How does social media affect our mental health?
As with every technological advance in history, the increasing popularity of using social media to form and maintain our connection with others has both positive and negative attributes.
In this article, we’re taking a closer look at how social media affects mental health.
How Social Media Affects Mental Health
While social media can be great when it comes to staying in contact with distant friends and family members or seeking to make professional connections, utlizing social media in daily life can result in negative mental health outcomes. Here’s how social media affects mental health.
Social Media Addiction
It may be surprising for some to learn, but logging in to social media can become a technology addiction. As with other types of behavioral addiction – such as binge drinking or abusing drugs – engaging in the act of making posts, checking notifications, and monitoring amounts of likes and follows can become a compulsion.
Going too long without engaging can result in feeling an insatiable craving for a social media fix, and resisting that craving can produce feelings of anxiety.
When you do finally get to that sweet dopamine reward of giving in to your cravings, there is a sense of relief. This relief only lasts until the next round of craving, similarly to how a drug addiction works. If you want to test your own level of bona fide addiction to social media, try making a commitment to abstain from it for a few days.
Pain of Rejection
Anxiety and addiction aren’t the only mental health disorders that are associated with social media. Being vulnerable enough to share your inner self with the internet world comes with the risk that you will encounter people who don’t like you.
Whether this dislike is due to personality incompatibility or the cruelty enjoyed by an internet troll, those with an indiscriminate social media presence will eventually be faced with some degree of social rejection.
Psychologists have recognized that the feeling of rejection that is experienced by social media users can result in feelings of loneliness and the development of depression.
One of the most dangerous aspects of social media is potentially that of calling anyone who joins our network a friend.
Humans are social creatures, and the necessity of having people in our lives who we can count on has been well studied. A good friend works as a confidant, a cheerleader, and a mirror into who we genuinely are as a person. With a genuine friend, we are able to be exactly who we are at any given time. There is no pressure to perform or to pretend that life is anything other than the beautiful mess that it tends to be.

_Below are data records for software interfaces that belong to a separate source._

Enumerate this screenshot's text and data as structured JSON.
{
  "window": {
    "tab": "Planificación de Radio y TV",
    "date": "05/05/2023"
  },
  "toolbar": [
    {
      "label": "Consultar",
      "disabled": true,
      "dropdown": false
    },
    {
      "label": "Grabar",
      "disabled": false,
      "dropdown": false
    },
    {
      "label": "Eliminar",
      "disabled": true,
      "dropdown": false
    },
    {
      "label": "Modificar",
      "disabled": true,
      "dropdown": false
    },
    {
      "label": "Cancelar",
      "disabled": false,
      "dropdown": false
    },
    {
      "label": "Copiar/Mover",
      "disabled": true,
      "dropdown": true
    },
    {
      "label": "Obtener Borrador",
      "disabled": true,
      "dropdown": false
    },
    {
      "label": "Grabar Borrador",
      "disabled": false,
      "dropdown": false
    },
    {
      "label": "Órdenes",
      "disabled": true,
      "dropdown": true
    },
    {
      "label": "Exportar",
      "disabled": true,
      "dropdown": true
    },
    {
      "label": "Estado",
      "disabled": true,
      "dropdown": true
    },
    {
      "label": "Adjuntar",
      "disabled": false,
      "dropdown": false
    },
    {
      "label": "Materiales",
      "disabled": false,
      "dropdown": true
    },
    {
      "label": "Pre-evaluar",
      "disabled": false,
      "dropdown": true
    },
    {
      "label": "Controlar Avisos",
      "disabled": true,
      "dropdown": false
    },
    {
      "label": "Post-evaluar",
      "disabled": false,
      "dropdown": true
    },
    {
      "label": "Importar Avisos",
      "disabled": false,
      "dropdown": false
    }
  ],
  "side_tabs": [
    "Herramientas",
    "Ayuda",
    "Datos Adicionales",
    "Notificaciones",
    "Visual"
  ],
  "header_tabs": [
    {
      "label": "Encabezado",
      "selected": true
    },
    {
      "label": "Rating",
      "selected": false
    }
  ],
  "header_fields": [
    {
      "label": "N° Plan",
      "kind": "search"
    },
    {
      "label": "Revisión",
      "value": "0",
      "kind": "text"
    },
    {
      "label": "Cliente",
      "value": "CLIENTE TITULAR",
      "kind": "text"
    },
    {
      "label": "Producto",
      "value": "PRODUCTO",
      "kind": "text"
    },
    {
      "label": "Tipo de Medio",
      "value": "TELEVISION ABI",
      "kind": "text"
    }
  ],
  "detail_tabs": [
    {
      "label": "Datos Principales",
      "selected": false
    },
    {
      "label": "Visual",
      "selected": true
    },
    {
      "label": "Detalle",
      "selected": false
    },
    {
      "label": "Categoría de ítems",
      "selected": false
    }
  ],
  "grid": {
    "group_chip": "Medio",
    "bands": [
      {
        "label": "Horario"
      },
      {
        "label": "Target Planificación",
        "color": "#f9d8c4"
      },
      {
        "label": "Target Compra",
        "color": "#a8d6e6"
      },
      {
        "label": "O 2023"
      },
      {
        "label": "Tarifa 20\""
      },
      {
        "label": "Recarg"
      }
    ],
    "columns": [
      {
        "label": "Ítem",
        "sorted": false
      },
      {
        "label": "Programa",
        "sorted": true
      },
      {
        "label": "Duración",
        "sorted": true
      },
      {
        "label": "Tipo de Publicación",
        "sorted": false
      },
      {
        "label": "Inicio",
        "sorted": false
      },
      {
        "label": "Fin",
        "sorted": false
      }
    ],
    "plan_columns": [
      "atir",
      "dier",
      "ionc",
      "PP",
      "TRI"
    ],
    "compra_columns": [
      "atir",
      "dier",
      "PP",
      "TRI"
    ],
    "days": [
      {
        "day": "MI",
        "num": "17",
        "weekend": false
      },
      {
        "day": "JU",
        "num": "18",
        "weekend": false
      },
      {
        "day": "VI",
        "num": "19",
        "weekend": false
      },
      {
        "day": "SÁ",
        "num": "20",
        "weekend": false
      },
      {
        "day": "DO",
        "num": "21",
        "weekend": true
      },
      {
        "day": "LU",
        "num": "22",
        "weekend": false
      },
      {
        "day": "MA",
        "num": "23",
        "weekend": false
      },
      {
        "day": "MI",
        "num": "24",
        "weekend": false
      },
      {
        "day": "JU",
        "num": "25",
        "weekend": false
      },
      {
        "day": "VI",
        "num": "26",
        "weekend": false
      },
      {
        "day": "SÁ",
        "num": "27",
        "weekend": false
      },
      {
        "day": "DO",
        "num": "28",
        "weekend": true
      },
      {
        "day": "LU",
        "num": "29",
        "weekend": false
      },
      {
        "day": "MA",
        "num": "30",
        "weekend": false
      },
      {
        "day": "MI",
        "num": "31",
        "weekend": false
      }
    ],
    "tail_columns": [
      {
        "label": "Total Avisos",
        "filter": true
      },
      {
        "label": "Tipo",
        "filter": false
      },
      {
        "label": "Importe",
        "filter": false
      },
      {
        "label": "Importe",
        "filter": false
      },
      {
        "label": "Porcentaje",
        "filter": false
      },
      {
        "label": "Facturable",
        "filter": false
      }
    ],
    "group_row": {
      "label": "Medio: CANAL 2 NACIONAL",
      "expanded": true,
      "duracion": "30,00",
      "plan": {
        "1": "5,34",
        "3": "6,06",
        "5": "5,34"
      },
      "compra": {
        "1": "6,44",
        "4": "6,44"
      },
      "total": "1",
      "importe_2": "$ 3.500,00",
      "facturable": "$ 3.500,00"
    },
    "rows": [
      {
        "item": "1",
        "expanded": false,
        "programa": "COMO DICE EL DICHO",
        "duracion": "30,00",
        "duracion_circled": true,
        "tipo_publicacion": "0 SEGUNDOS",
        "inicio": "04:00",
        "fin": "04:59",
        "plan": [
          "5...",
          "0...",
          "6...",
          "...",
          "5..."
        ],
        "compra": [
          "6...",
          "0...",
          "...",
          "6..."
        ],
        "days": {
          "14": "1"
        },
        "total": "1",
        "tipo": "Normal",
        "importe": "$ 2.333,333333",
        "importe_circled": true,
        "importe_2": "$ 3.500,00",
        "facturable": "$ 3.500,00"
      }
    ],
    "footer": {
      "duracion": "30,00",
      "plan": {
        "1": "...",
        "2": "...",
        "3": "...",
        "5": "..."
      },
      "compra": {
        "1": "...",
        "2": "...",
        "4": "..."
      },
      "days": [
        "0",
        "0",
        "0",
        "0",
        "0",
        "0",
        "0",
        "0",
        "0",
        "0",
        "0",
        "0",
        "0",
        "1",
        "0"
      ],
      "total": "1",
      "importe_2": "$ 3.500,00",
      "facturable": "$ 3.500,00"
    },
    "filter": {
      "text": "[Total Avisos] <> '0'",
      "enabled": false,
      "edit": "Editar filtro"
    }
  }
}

Social psychologists have spent many years dissecting what factors determine the quality of friendships. Friendships are formed on the basis of having things in common and spending time together and are meant to evolve throughout our life span.
For an adolescent, it is important to have friends who can help to refine the teen’s concept of self. As adults, we tend to prune our social circle to include only those who most align with our own, established, lifestyle.
Anyone who has experienced the avalanche of so-called friends who are able to join our inner circle with a click of a button can attest to the fact that these social media connections do not fit such criteria.
Any manner of person can view, commentate on, and contribute to our social media reality. There is very little commitment to our wellbeing involved, and the connections can end as quickly as they begin. In worse scenarios, these folks who would better be described as acquaintances will spread some poison before they go.
Pressure of Pseudo Fame
Some social media sites have replaced the misnomer of having copious amounts of friendships with the idea of having followers.
Prior to the advent of social media, the concept of having followers was reserved for the likes of inspirational leaders or Hollywood elites.
Now, anyone with some time and a camera can gain a crowd of admirers. Those who have observed the fickle nature of fame as it unfolds for notable figures throughout history understand that it is no easy ride. Working to garner fame – and then keep it – can take a toll on a person’s mental health.
When generating an income is the focus of gaining followers, the social aspect of media has been supplanted by business, and the lines of personal and professional life can be hard to maintain.
Technology is evolving at a rapid pace. High-quality film and editing techniques that were once limited to those in the movie industry are now available to anyone with a phone and an app. Images can be manipulated to eliminate flaws and enhance desired traits with the click of a button. What we view on social media is often nothing more than a facade.
This fact regarding deception in presentation doesn’t seem to dissuade many social media participants from feeling the pressure to bring this false reality into their real world.
Over the past several years, the amount of people seeking plastic surgery in order to match the standards set by these altered images has dramatically increased. People are willing to cut into their own flesh and change the body that they are born with just to look like nature supplied them with a filter.
The mental health concept of healthy self-acceptance has been tossed to the wayside.
Losing the Moment
One of the biggest trends in mental health wellness is the practice of mindfulness. With mindfulness, we learn to genuinely live within each moment as it passes. Practicing mindfulness can put us in touch with the miracle of being alive, and can teach us to get the most out of every experience. Being highly active in social media can sabotage this experience.
The concept of taking selfies isn’t new, the practice of it has hit an all-time high. People intent on making sure that their every waking moment is shared with the world on social media are always living in the future.
They are thinking about how to best set the scene for their future audience and thinking about how their future audience will perceive the presentation.
While this is great practice for a visual artist to employ during working hours, continually living our lives as though we are planning our next photography exhibit means that the actual experience of living life is passing us right by.